To describe the final new character included in the Kombat Pack 2 as just a singular being wouldn’t do the Triborg justice. An amalgamation of robot fighters, Sektor, Cyrax and Robot Smoke, plus a bonus Cyber Sub Zero, the android is technically four fighters in one. His different variations reflect this, too, as each one culls from the history of the pieces of the robot. Sektor has his teleport uppercut, Cyrax can shoot webs and bombs, Robot Smoke has his grappling hook and Cyber Sub Zero, is well, a slightly tweaked version of regular Sub Zero.
For those that were missing Cyrax, Sektor and the others in Mortal Kombat X, the Triborg more than does each one justice. Outside of the same X-Ray attacks and fatalities, each variation of the mechanized killer feels different from the other. It really does feel like each piece of the Triborg is its only fully fleshed out fighter. And as someone who likes using the various weapons Cyrax has at his disposal, I appreciate that.
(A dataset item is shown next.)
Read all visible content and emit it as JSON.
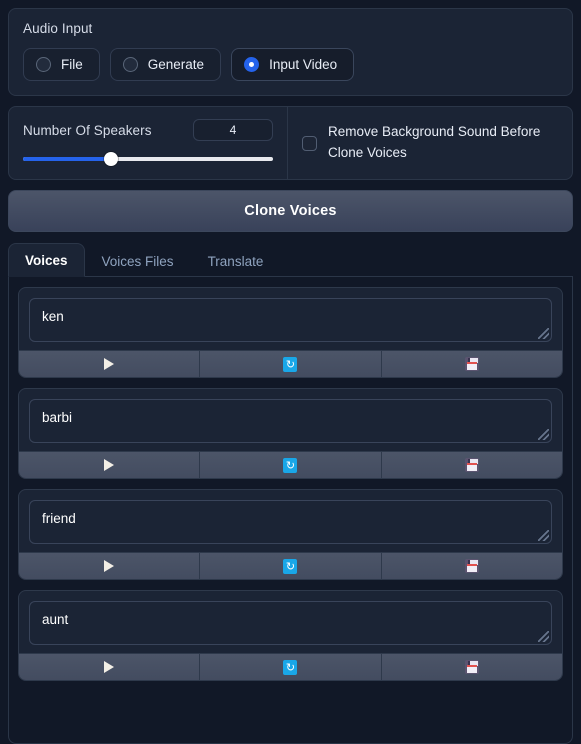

This is just another classic example of the love and fan-service NetherRealm Studios puts into every one of their projects.
Considering how well-crafted they were in the base game, I was a little disappointed with the fatalities for the new characters. They are gruesome, yes, but outside of the Triborg’s kills, they aren’t particularly memorable. It makes sense that Leatherface and Xenomorph would use their weapons in order to finish off fighters, but their simplicity is forgettable. Bo’ Rai Cho fares a little better, but even his are only based off his different drinks. The Triborg’s fatalities not only look incredibly painful, but they are completely outlandish. I’m not going to spoil anything, but go on YouTube and check it out if you don’t trust me.
Sometimes DLC passes can feel like a rip-off (*cough* ArkhamKnight *cough*), but once again, NetherRealm Studios shows others how it’s done. Like the first batch of extra content, the Kombat Pack 2 is well worth the cost if you’re still enjoying the action of Mortal Kombat X. Each of the new combatants are unique, and even if I thought some of them were weak, there are definitely players out there that will adapt to their abilities. This, combined with the new Apocalypse skin pack, make Kombat Pack 2 a piece of DLC that any fan of the fighter needs to pick up.
This review was based off the Xbox One version of the DLC, which was provided to us.
Whether you are buying it separate, or getting it through the super-sized Mortal Kombat XL, the Kombat Pack 2 provides four great new roster additions, and needs to be owned by any fan of the fighter.